Omit the pictures and output every entry below exactly as written.

### Available records
--- START ---

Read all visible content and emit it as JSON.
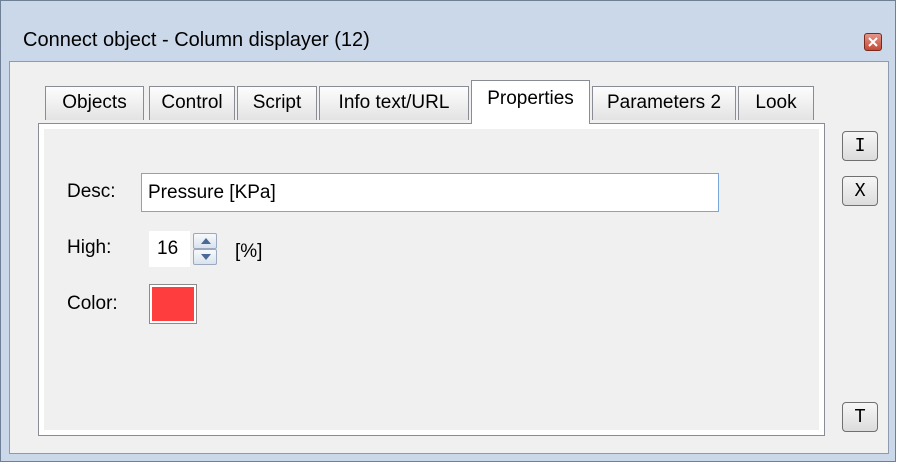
{
  "window": {
    "title": "Connect object - Column displayer (12)"
  },
  "tabs": [
    {
      "label": "Objects",
      "active": false
    },
    {
      "label": "Control",
      "active": false
    },
    {
      "label": "Script",
      "active": false
    },
    {
      "label": "Info text/URL",
      "active": false
    },
    {
      "label": "Properties",
      "active": true
    },
    {
      "label": "Parameters 2",
      "active": false
    },
    {
      "label": "Look",
      "active": false
    }
  ],
  "properties": {
    "desc_label": "Desc:",
    "desc_value": "Pressure [KPa]",
    "high_label": "High:",
    "high_value": "16",
    "high_unit": "[%]",
    "color_label": "Color:",
    "color_value": "#fe3e3e"
  },
  "side_buttons": {
    "insert_label": "I",
    "clear_label": "X",
    "text_label": "T"
  },
  "colors": {
    "frame": "#cbd8e9",
    "client": "#f0f0f0",
    "input_border": "#7aa6d9",
    "close_button": "#c24a36"
  }
}
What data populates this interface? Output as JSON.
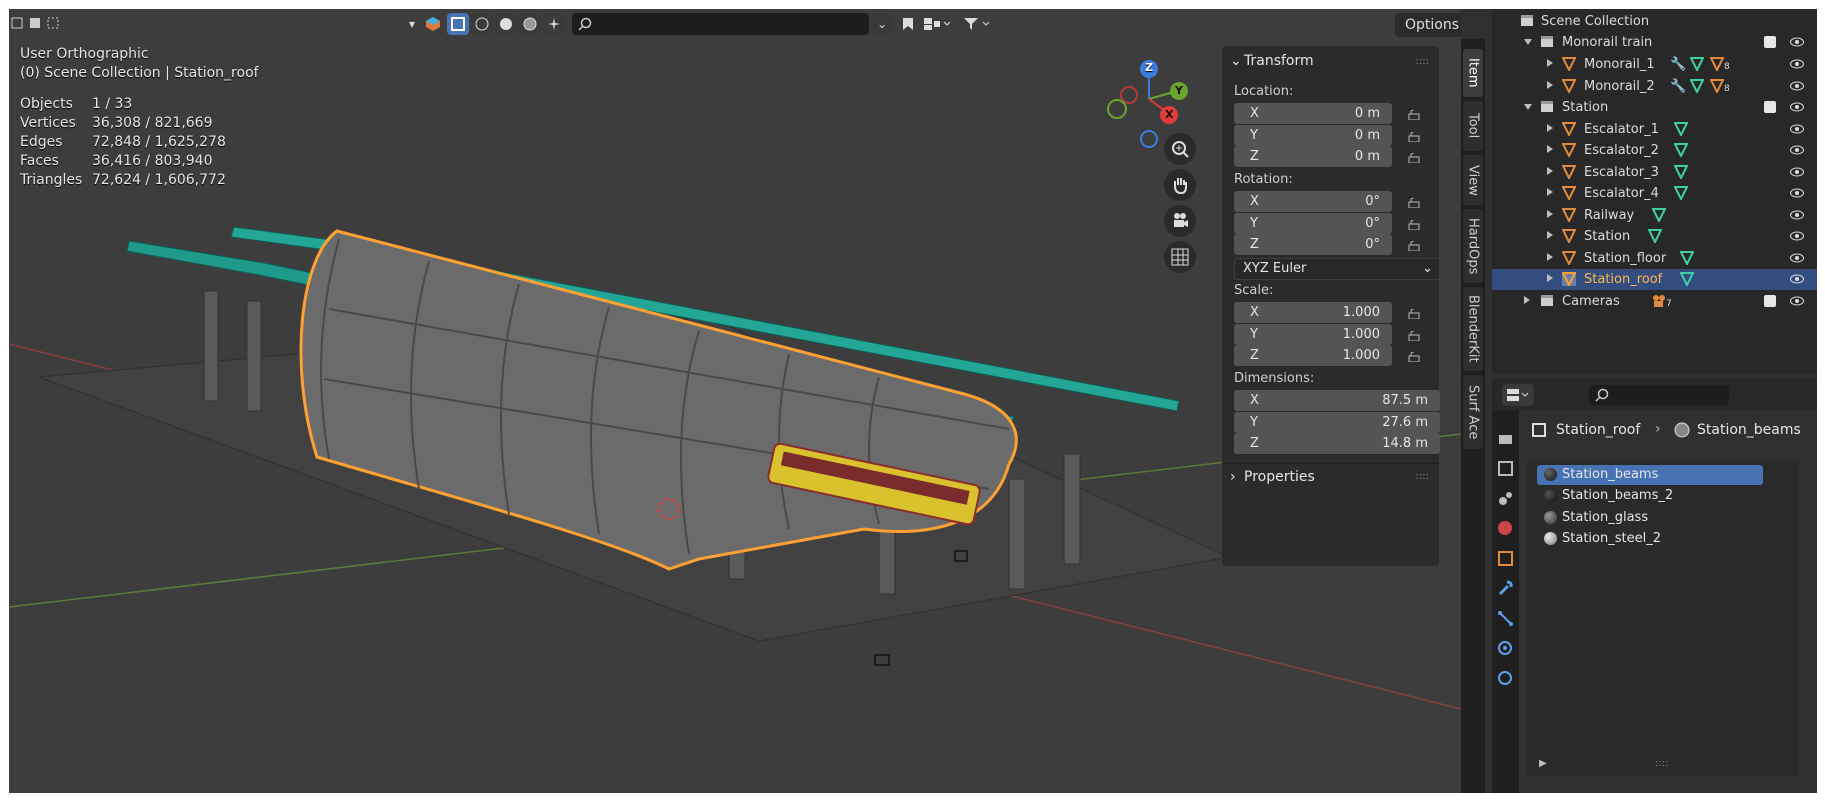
{
  "viewport": {
    "view_name": "User Orthographic",
    "context": "(0) Scene Collection | Station_roof",
    "stats": [
      {
        "label": "Objects",
        "value": "1 / 33"
      },
      {
        "label": "Vertices",
        "value": "36,308 / 821,669"
      },
      {
        "label": "Edges",
        "value": "72,848 / 1,625,278"
      },
      {
        "label": "Faces",
        "value": "36,416 / 803,940"
      },
      {
        "label": "Triangles",
        "value": "72,624 / 1,606,772"
      }
    ],
    "options_label": "Options",
    "gizmo": {
      "x": "X",
      "y": "Y",
      "z": "Z"
    }
  },
  "npanel": {
    "transform_title": "Transform",
    "location_label": "Location:",
    "location": [
      {
        "axis": "X",
        "value": "0 m"
      },
      {
        "axis": "Y",
        "value": "0 m"
      },
      {
        "axis": "Z",
        "value": "0 m"
      }
    ],
    "rotation_label": "Rotation:",
    "rotation": [
      {
        "axis": "X",
        "value": "0°"
      },
      {
        "axis": "Y",
        "value": "0°"
      },
      {
        "axis": "Z",
        "value": "0°"
      }
    ],
    "rotation_mode": "XYZ Euler",
    "scale_label": "Scale:",
    "scale": [
      {
        "axis": "X",
        "value": "1.000"
      },
      {
        "axis": "Y",
        "value": "1.000"
      },
      {
        "axis": "Z",
        "value": "1.000"
      }
    ],
    "dimensions_label": "Dimensions:",
    "dimensions": [
      {
        "axis": "X",
        "value": "87.5 m"
      },
      {
        "axis": "Y",
        "value": "27.6 m"
      },
      {
        "axis": "Z",
        "value": "14.8 m"
      }
    ],
    "properties_title": "Properties"
  },
  "side_tabs": [
    "Item",
    "Tool",
    "View",
    "HardOps",
    "BlenderKit",
    "Surf Ace"
  ],
  "outliner": {
    "root": "Scene Collection",
    "rows": [
      {
        "label": "Monorail train",
        "kind": "collection",
        "level": 1
      },
      {
        "label": "Monorail_1",
        "kind": "object",
        "level": 2,
        "badge": "8"
      },
      {
        "label": "Monorail_2",
        "kind": "object",
        "level": 2,
        "badge": "8"
      },
      {
        "label": "Station",
        "kind": "collection",
        "level": 1
      },
      {
        "label": "Escalator_1",
        "kind": "object",
        "level": 2
      },
      {
        "label": "Escalator_2",
        "kind": "object",
        "level": 2
      },
      {
        "label": "Escalator_3",
        "kind": "object",
        "level": 2
      },
      {
        "label": "Escalator_4",
        "kind": "object",
        "level": 2
      },
      {
        "label": "Railway",
        "kind": "object",
        "level": 2
      },
      {
        "label": "Station",
        "kind": "object",
        "level": 2
      },
      {
        "label": "Station_floor",
        "kind": "object",
        "level": 2
      },
      {
        "label": "Station_roof",
        "kind": "object",
        "level": 2,
        "selected": true
      },
      {
        "label": "Cameras",
        "kind": "collection",
        "level": 0,
        "badge": "7"
      }
    ]
  },
  "properties": {
    "breadcrumb_object": "Station_roof",
    "breadcrumb_material": "Station_beams",
    "materials": [
      {
        "name": "Station_beams",
        "selected": true
      },
      {
        "name": "Station_beams_2"
      },
      {
        "name": "Station_glass"
      },
      {
        "name": "Station_steel_2"
      }
    ]
  },
  "colors": {
    "accent": "#4772b3",
    "selection": "#ffa033",
    "mesh_icon": "#e08a3a",
    "data_icon": "#3fcfa0"
  }
}
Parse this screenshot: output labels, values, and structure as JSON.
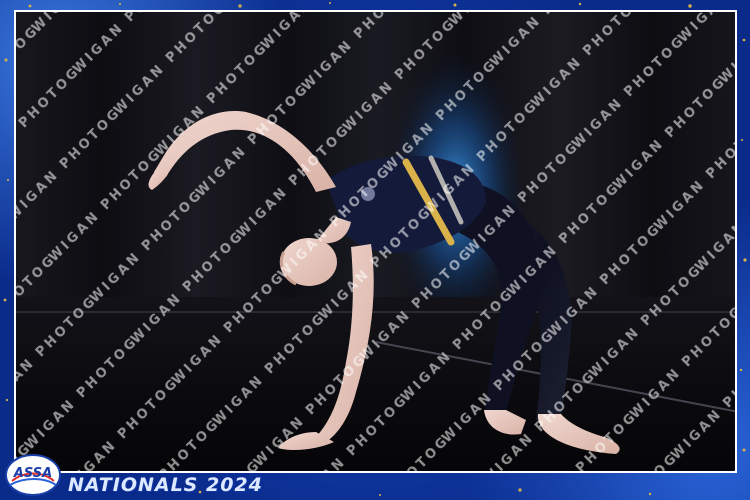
{
  "event": {
    "title": "NATIONALS 2024",
    "logo_text": "ASSA"
  },
  "watermark": {
    "text": "WIGAN PHOTOGRAPHY"
  },
  "colors": {
    "frame_blue": "#1545c0",
    "gold_sparkle": "#d9b24a",
    "leotard_navy": "#141a3a",
    "stage_black": "#0a0a0f"
  }
}
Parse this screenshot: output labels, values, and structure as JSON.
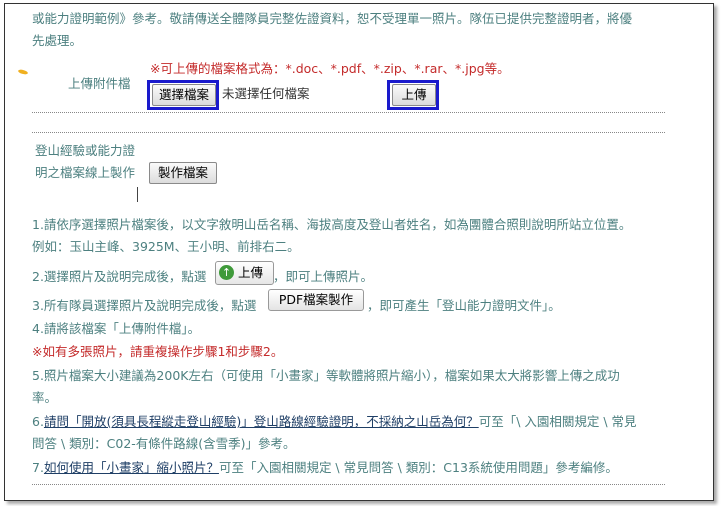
{
  "top": {
    "line1": "或能力證明範例》參考。敬請傳送全體隊員完整佐證資料，恕不受理單一照片。隊伍已提供完整證明者，將優",
    "line2": "先處理。"
  },
  "upload": {
    "label": "上傳附件檔",
    "formats_note": "※可上傳的檔案格式為：*.doc、*.pdf、*.zip、*.rar、*.jpg等。",
    "choose_button": "選擇檔案",
    "no_file": "未選擇任何檔案",
    "upload_button": "上傳"
  },
  "online": {
    "label_line1": "登山經驗或能力證",
    "label_line2": "明之檔案線上製作",
    "make_button": "製作檔案"
  },
  "steps": {
    "s1_line1": "1.請依序選擇照片檔案後，以文字敘明山岳名稱、海拔高度及登山者姓名，如為團體合照則說明所站立位置。",
    "s1_line2": "例如：玉山主峰、3925M、王小明、前排右二。",
    "s2_prefix": "2.選擇照片及說明完成後，點選",
    "s2_button": "上傳",
    "s2_suffix": "，即可上傳照片。",
    "s3_prefix": "3.所有隊員選擇照片及說明完成後，點選",
    "s3_button": "PDF檔案製作",
    "s3_suffix": "，即可產生「登山能力證明文件」。",
    "s4": "4.請將該檔案「上傳附件檔」。",
    "note_multi": "※如有多張照片，請重複操作步驟1和步驟2。",
    "s5_line1": "5.照片檔案大小建議為200K左右（可使用「小畫家」等軟體將照片縮小），檔案如果太大將影響上傳之成功",
    "s5_line2": "率。",
    "s6_prefix": "6.",
    "s6_link": "請問「開放(須具長程縱走登山經驗)」登山路線經驗證明，不採納之山岳為何？",
    "s6_suffix": "可至「\\ 入園相關規定 \\ 常見",
    "s6_line2": "問答 \\ 類別：C02-有條件路線(含雪季)」參考。",
    "s7_prefix": "7.",
    "s7_link": "如何使用「小畫家」縮小照片？",
    "s7_suffix": "可至「入園相關規定 \\ 常見問答 \\ 類別：C13系統使用問題」參考編修。"
  }
}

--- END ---

### Problem solution
Read all visible content and emit it as JSON.
{
  "window": {
    "title": "Connect object - Column displayer (12)"
  },
  "tabs": [
    {
      "label": "Objects",
      "active": false
    },
    {
      "label": "Control",
      "active": false
    },
    {
      "label": "Script",
      "active": false
    },
    {
      "label": "Info text/URL",
      "active": false
    },
    {
      "label": "Properties",
      "active": true
    },
    {
      "label": "Parameters 2",
      "active": false
    },
    {
      "label": "Look",
      "active": false
    }
  ],
  "properties": {
    "desc_label": "Desc:",
    "desc_value": "Pressure [KPa]",
    "high_label": "High:",
    "high_value": "16",
    "high_unit": "[%]",
    "color_label": "Color:",
    "color_value": "#fe3e3e"
  },
  "side_buttons": {
    "insert_label": "I",
    "clear_label": "X",
    "text_label": "T"
  },
  "colors": {
    "frame": "#cbd8e9",
    "client": "#f0f0f0",
    "input_border": "#7aa6d9",
    "close_button": "#c24a36"
  }
}
What data populates this interface? Output as JSON.
{
  "viewport": {
    "view_name": "User Orthographic",
    "context": "(0) Scene Collection | Station_roof",
    "stats": [
      {
        "label": "Objects",
        "value": "1 / 33"
      },
      {
        "label": "Vertices",
        "value": "36,308 / 821,669"
      },
      {
        "label": "Edges",
        "value": "72,848 / 1,625,278"
      },
      {
        "label": "Faces",
        "value": "36,416 / 803,940"
      },
      {
        "label": "Triangles",
        "value": "72,624 / 1,606,772"
      }
    ],
    "options_label": "Options",
    "gizmo": {
      "x": "X",
      "y": "Y",
      "z": "Z"
    }
  },
  "npanel": {
    "transform_title": "Transform",
    "location_label": "Location:",
    "location": [
      {
        "axis": "X",
        "value": "0 m"
      },
      {
        "axis": "Y",
        "value": "0 m"
      },
      {
        "axis": "Z",
        "value": "0 m"
      }
    ],
    "rotation_label": "Rotation:",
    "rotation": [
      {
        "axis": "X",
        "value": "0°"
      },
      {
        "axis": "Y",
        "value": "0°"
      },
      {
        "axis": "Z",
        "value": "0°"
      }
    ],
    "rotation_mode": "XYZ Euler",
    "scale_label": "Scale:",
    "scale": [
      {
        "axis": "X",
        "value": "1.000"
      },
      {
        "axis": "Y",
        "value": "1.000"
      },
      {
        "axis": "Z",
        "value": "1.000"
      }
    ],
    "dimensions_label": "Dimensions:",
    "dimensions": [
      {
        "axis": "X",
        "value": "87.5 m"
      },
      {
        "axis": "Y",
        "value": "27.6 m"
      },
      {
        "axis": "Z",
        "value": "14.8 m"
      }
    ],
    "properties_title": "Properties"
  },
  "side_tabs": [
    "Item",
    "Tool",
    "View",
    "HardOps",
    "BlenderKit",
    "Surf Ace"
  ],
  "outliner": {
    "root": "Scene Collection",
    "rows": [
      {
        "label": "Monorail train",
        "kind": "collection",
        "level": 1
      },
      {
        "label": "Monorail_1",
        "kind": "object",
        "level": 2,
        "badge": "8"
      },
      {
        "label": "Monorail_2",
        "kind": "object",
        "level": 2,
        "badge": "8"
      },
      {
        "label": "Station",
        "kind": "collection",
        "level": 1
      },
      {
        "label": "Escalator_1",
        "kind": "object",
        "level": 2
      },
      {
        "label": "Escalator_2",
        "kind": "object",
        "level": 2
      },
      {
        "label": "Escalator_3",
        "kind": "object",
        "level": 2
      },
      {
        "label": "Escalator_4",
        "kind": "object",
        "level": 2
      },
      {
        "label": "Railway",
        "kind": "object",
        "level": 2
      },
      {
        "label": "Station",
        "kind": "object",
        "level": 2
      },
      {
        "label": "Station_floor",
        "kind": "object",
        "level": 2
      },
      {
        "label": "Station_roof",
        "kind": "object",
        "level": 2,
        "selected": true
      },
      {
        "label": "Cameras",
        "kind": "collection",
        "level": 0,
        "badge": "7"
      }
    ]
  },
  "properties": {
    "breadcrumb_object": "Station_roof",
    "breadcrumb_material": "Station_beams",
    "materials": [
      {
        "name": "Station_beams",
        "selected": true
      },
      {
        "name": "Station_beams_2"
      },
      {
        "name": "Station_glass"
      },
      {
        "name": "Station_steel_2"
      }
    ]
  },
  "colors": {
    "accent": "#4772b3",
    "selection": "#ffa033",
    "mesh_icon": "#e08a3a",
    "data_icon": "#3fcfa0"
  }
}
Parse this screenshot: output labels, values, and structure as JSON.
{
  "event": {
    "title": "NATIONALS 2024",
    "logo_text": "ASSA"
  },
  "watermark": {
    "text": "WIGAN PHOTOGRAPHY"
  },
  "colors": {
    "frame_blue": "#1545c0",
    "gold_sparkle": "#d9b24a",
    "leotard_navy": "#141a3a",
    "stage_black": "#0a0a0f"
  }
}
Parse this screenshot: output labels, values, and structure as JSON.
{
  "top": {
    "line1": "或能力證明範例》參考。敬請傳送全體隊員完整佐證資料，恕不受理單一照片。隊伍已提供完整證明者，將優",
    "line2": "先處理。"
  },
  "upload": {
    "label": "上傳附件檔",
    "formats_note": "※可上傳的檔案格式為：*.doc、*.pdf、*.zip、*.rar、*.jpg等。",
    "choose_button": "選擇檔案",
    "no_file": "未選擇任何檔案",
    "upload_button": "上傳"
  },
  "online": {
    "label_line1": "登山經驗或能力證",
    "label_line2": "明之檔案線上製作",
    "make_button": "製作檔案"
  },
  "steps": {
    "s1_line1": "1.請依序選擇照片檔案後，以文字敘明山岳名稱、海拔高度及登山者姓名，如為團體合照則說明所站立位置。",
    "s1_line2": "例如：玉山主峰、3925M、王小明、前排右二。",
    "s2_prefix": "2.選擇照片及說明完成後，點選",
    "s2_button": "上傳",
    "s2_suffix": "，即可上傳照片。",
    "s3_prefix": "3.所有隊員選擇照片及說明完成後，點選",
    "s3_button": "PDF檔案製作",
    "s3_suffix": "，即可產生「登山能力證明文件」。",
    "s4": "4.請將該檔案「上傳附件檔」。",
    "note_multi": "※如有多張照片，請重複操作步驟1和步驟2。",
    "s5_line1": "5.照片檔案大小建議為200K左右（可使用「小畫家」等軟體將照片縮小），檔案如果太大將影響上傳之成功",
    "s5_line2": "率。",
    "s6_prefix": "6.",
    "s6_link": "請問「開放(須具長程縱走登山經驗)」登山路線經驗證明，不採納之山岳為何？",
    "s6_suffix": "可至「\\ 入園相關規定 \\ 常見",
    "s6_line2": "問答 \\ 類別：C02-有條件路線(含雪季)」參考。",
    "s7_prefix": "7.",
    "s7_link": "如何使用「小畫家」縮小照片？",
    "s7_suffix": "可至「入園相關規定 \\ 常見問答 \\ 類別：C13系統使用問題」參考編修。"
  }
}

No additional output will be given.